Last week, Epsilon was a little-known e-mail marketing firm, a behind-the-scenes player in the Web-marketing world. This week, it's held a prominent place in the headlines as the target of a massive data breach that exposed names and e-mail addresses for aat dozens of prominent companies.
E-mails from the likes of Citibank, Chase, Capital One, Walgreens, Target, Best Buy, TiVo, TD Ameritrade, Verizon, and Ritz Carlton--have been flooding in-boxes since Epsilon. Some people (this writer included) have reported receiving as many as four of these warnings.
Companies like Citibank and Walgreens are household names, but little was known about Epsilon and how it accesses customer data. But Epsilon is actually one of a growing number of firms that offer outsourced services to help companies attract and keep customers. In addition to offering e-mail marketing services and managing customer e-mail databases for clients, it monitors social networking and other sites to see what people are saying about a company, advises on markets to target, helps develop and maintain customer loyalty programs, and more.
Epsilon has apologized, but so far, the only key information it has provided about the incident is that names and e-mail addresses of a "subset" of its 2,500 customers were exposed in the breach, which was detected on March 30. It's unclear how many of Epsilon's clients and how many of their customers are affected, but a tally being kept at Databreaches.net was up to 57 today. Epsilon says it's working with federal authorities and outside forensics experts on the investigation and has reviewed its security protocols controlling access to the system and further restricted them.
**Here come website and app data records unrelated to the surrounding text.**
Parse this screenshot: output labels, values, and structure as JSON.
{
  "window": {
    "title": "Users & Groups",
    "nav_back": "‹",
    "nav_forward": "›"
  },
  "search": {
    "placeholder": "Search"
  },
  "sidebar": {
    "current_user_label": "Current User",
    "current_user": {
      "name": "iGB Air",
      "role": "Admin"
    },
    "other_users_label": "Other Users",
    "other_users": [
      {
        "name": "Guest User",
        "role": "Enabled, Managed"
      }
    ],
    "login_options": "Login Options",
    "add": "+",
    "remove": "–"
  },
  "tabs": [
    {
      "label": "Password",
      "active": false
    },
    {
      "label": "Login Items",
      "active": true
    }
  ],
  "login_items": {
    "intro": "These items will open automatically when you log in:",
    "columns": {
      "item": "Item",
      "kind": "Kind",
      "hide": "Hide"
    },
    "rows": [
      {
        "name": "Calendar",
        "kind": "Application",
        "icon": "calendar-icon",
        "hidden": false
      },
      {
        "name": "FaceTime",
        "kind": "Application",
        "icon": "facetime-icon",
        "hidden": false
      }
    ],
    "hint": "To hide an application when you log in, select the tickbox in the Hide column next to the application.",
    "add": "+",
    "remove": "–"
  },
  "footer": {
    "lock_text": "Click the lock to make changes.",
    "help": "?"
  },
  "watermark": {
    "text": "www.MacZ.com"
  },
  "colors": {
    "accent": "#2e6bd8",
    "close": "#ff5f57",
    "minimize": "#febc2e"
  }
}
Later in the week, we learned that Epsilon partner Return Path, which offers e-mail monitoring services,that thousands of e-mail addresses were stolen in a broad phishing campaign that targeted e-mail service providers. While it is unclear whether Epsilon was affected by the phishing attacks last year or how it was compromised in the latest incident, there is some indication that this may not be the first data breach at the company.
Meanwhile, the Comodo hack from a couple of weeks ago, which let a hacker spoof digital security for Google.com, Yahoo.com, and other Web sites is still making news, as it prompts browser makers to rethink security.
Justice Department will require Google to continue to license travel technology to rivals as part of its deal to acquire ITA Software. What's more, Google must provide arbitration for complaints about Google acting unfairly.
NFC chips will let you pay for things with your phone instead of using cash or plastic. But when is this happening and what phones will work? CNET provides some answers on mobile payments
Google belatedly rejects the idea that it's reining in Android hardware partners. But where there's smoke, there are probably at least smoldering coals.
Police investigations and "human life" would be jeopardized if search warrants were required for e-mail and location data, Justice Department official warns.
For the first time, Google answers questions publicly about its antipiracy operations and whether it looks the other way when it comes to intellectual property theft.
The FCC has adopted rules that will require wireless operators to negotiate "fair and reasonable" roaming rates for wireless data services with competitors.
Texas Instruments and National Semiconductor boards of directors have already approved the all-cash deal, which makes TI's sales force "10 times larger."
Online music service Pandora has disclosed in a government filing that a grand jury has subpoenaed the company for a case involving mobile apps, though the company is not a specific target.
Video: Mobile apps accused of privacy violations
By the end of 2011, some 2 million television watchers will have ditched their cable or satellite subscriptions, according to Convergence Consulting.
The satellite TV provider says it has won the bankruptcy court auction for Blockbuster, which it aims to re-establish as a leader in video entertainment.
An application released by Apple yesterday that lets users browse iAd campaigns and save ads they like has been discovered to be breaking Apple's own App Store guidelines.
Despite a lack of policy direction, green-minded businesses are seeking out tech to improve efficiency while clean energies may scale up outside U.S.
The browser-based operating system is headed for touch-screen tablets. But Chrome OS competes not just with Apple's iPad, but also Google's own Android OS for tablets.
Also of note
Updated April 11 at 11:08 a.m. PT to remove reference to American Express from list of companies affected.
Apple - USE TAG
reading•The breach felt 'round the Web (week in review)
Oct 20•iPhone XR: Why the cheapest 2018 iPhone might be the one you want
Oct 20•iPhone XR: How to preorder right now
Oct 20•iPhone XR hands-on: Colorful phones make a great first impression
Oct 19•iPhone XS specs vs. XS Max, XR, X: What's new and different